Research shows that doing squats can keep you out of the operating room later in life.

US experts found that arthritis patients who regularly did squats and lunge exercises were less likely to need a knee replacement in old age.

The study specifically looked at adults diagnosed with knee osteoarthritis, also known as the ‘wear and tear type’.

It occurs when the protective cartilage in the joint breaks down over time, causing it to become painful and stiff.

About 5 million British people have osteoarthritis of the knee.
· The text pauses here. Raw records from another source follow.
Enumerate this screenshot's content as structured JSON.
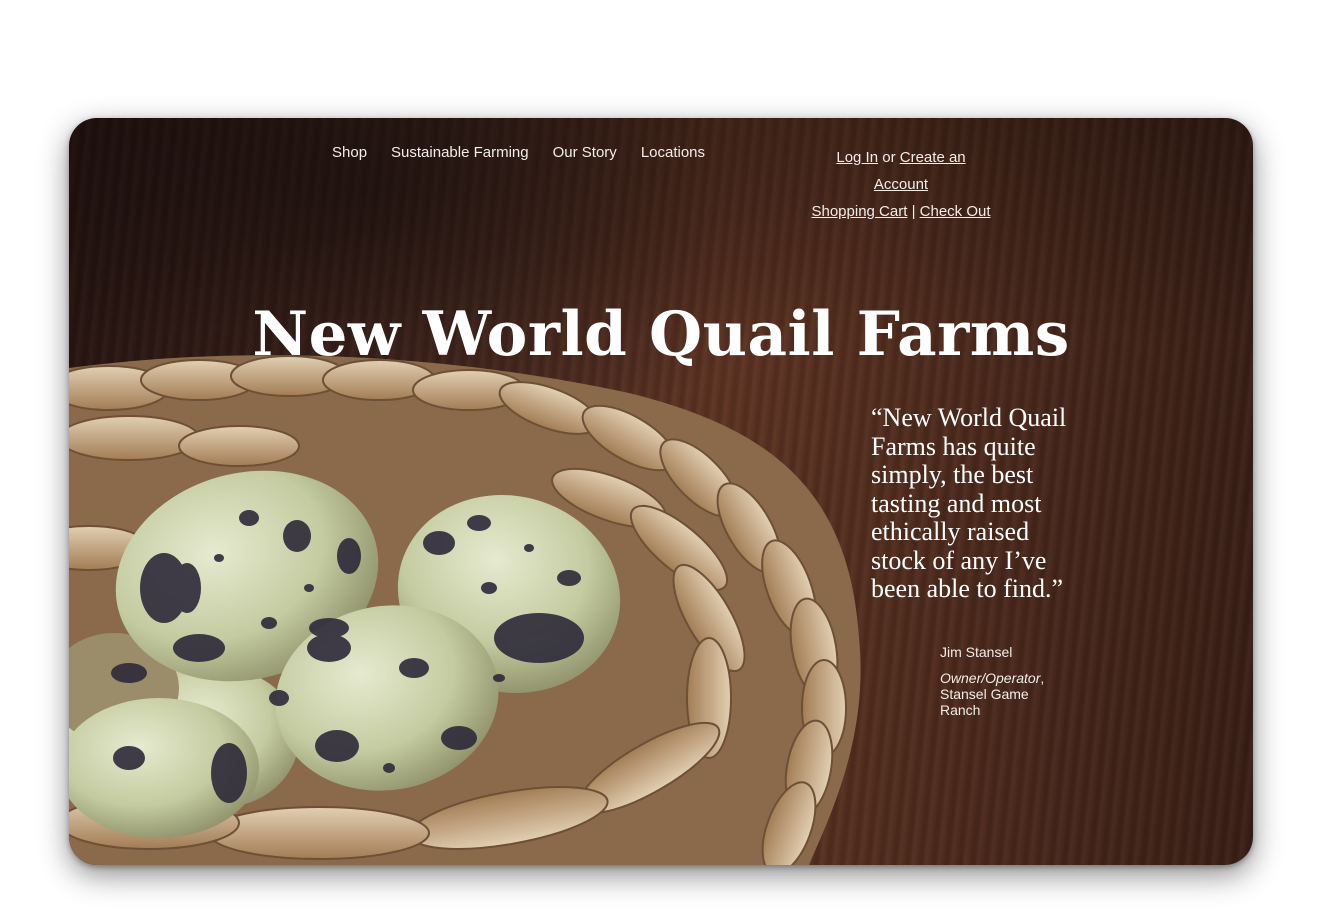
{
  "nav": {
    "items": [
      "Shop",
      "Sustainable Farming",
      "Our Story",
      "Locations"
    ]
  },
  "account": {
    "login": "Log In",
    "or": "or",
    "create": "Create an Account",
    "cart": "Shopping Cart",
    "separator": "|",
    "checkout": "Check Out"
  },
  "hero": {
    "title": "New World Quail Farms"
  },
  "testimonial": {
    "quote": "“New World Quail Farms has quite simply, the best tasting and most ethically raised stock of any I’ve been able to find.”",
    "name": "Jim Stansel",
    "role_title": "Owner/Operator",
    "role_org": "Stansel Game Ranch"
  },
  "colors": {
    "background": "#ffffff",
    "text": "#ffffff",
    "wood": "#5e3322",
    "egg": "#c9d0a4",
    "speckle": "#2e2a3a",
    "straw": "#c9ab80"
  },
  "image": {
    "subject": "quail-eggs-in-woven-basket"
  }
}
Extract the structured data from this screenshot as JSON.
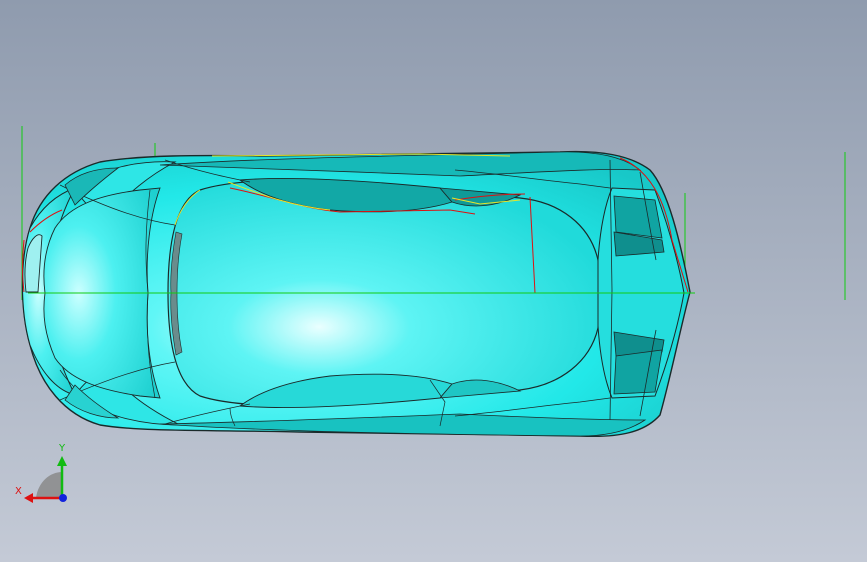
{
  "viewport": {
    "background_top": "#8f9bae",
    "background_bottom": "#c4cad6"
  },
  "model": {
    "body_color": "#22e8e8",
    "body_shadow_color": "#0fb0ae",
    "edge_color": "#1a2a2a",
    "highlight_color": "#e8ffff",
    "sketch_red": "#dd1111",
    "sketch_yellow": "#e6e62a",
    "sketch_green": "#11cc11"
  },
  "triad": {
    "x_label": "X",
    "y_label": "Y",
    "x_color": "#dd1111",
    "y_color": "#11bb11",
    "z_color": "#1122dd"
  }
}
In the most severe cases, surgery is needed to support or replace the joint.

Squats and lunges are exercises that help strengthen the quads and can easily be done at home without equipment

But scientists found that those who did exercises to strengthen their quads, the muscles in the front of the thighs, were less likely to need knee surgery than those who did not.

Researchers presented their study, which examined 134 patients with knee arthritis, at the Radiological Society of North America conference in Chicago.

Of these patients, half had undergone total knee replacement.

Researchers compared scans of all patients’ legs to see what factors could have helped some of them avoid the need for surgery.

They found that having strong quads was the most important factor in reducing the risk of surgery.

Experts say the quads play a crucial role in everyday movements like walking and people with weak knees should focus on strengthening them.

Strong quads help reduce stress on the knee joint from movement and improve the stability of the kneecaps, stopping the progression of arthritis.

Squats and lunges are exercises that help strengthen the quads and can easily be done at home without equipment.

Dr. Upadhyay Bharadwaj, from the University of California, author of the study, said The times that the study showed the importance of the quads in maintaining good knee health.

“Our research shows that in addition to strong individual muscles, larger (quadriceps) muscle groups – compared to hamstring muscle groups – are significantly associated with a lower likelihood of total knee replacement surgery in two to four years,” she said.

She added that although the study had looked at people who were already suffering from knee problems, there were also classes for younger adults.

“While these results are essential for targeted therapy in a population at risk for osteoarthritis, even the general public can benefit from our results by preventively incorporating appropriate strengthening exercises,” she said.

More than 120,000 knee replacements are carried out in the UK every year, with osteoarthritis being the main reason for 90 per cent of these procedures.

Experts predict that demand for such surgeries will increase dramatically in the coming years, due to a combination of an aging population and rising obesity levels, with extra fat putting even more pressure on the joint.

Last year, researchers from the University of Bristol and the University of Southampton calculated that demand for knee replacements will increase by 40 percent by 2060 if current trends continue.

They published their findings in The Annals of the Royal College of Surgeons of England.

Although age is a major cause of osteoarthritis, people’s risk of developing it can be increased by other joint conditions such as gout, as well as by factors that put more pressure on the joint, such as obesity.

It is also believed that women are at greater risk of developing the condition than men.

Surgery is considered a last resort for knee osteoarthritis and is usually only considered in severe cases or if treatments such as lifestyle changes and devices such as special shoes have not worked.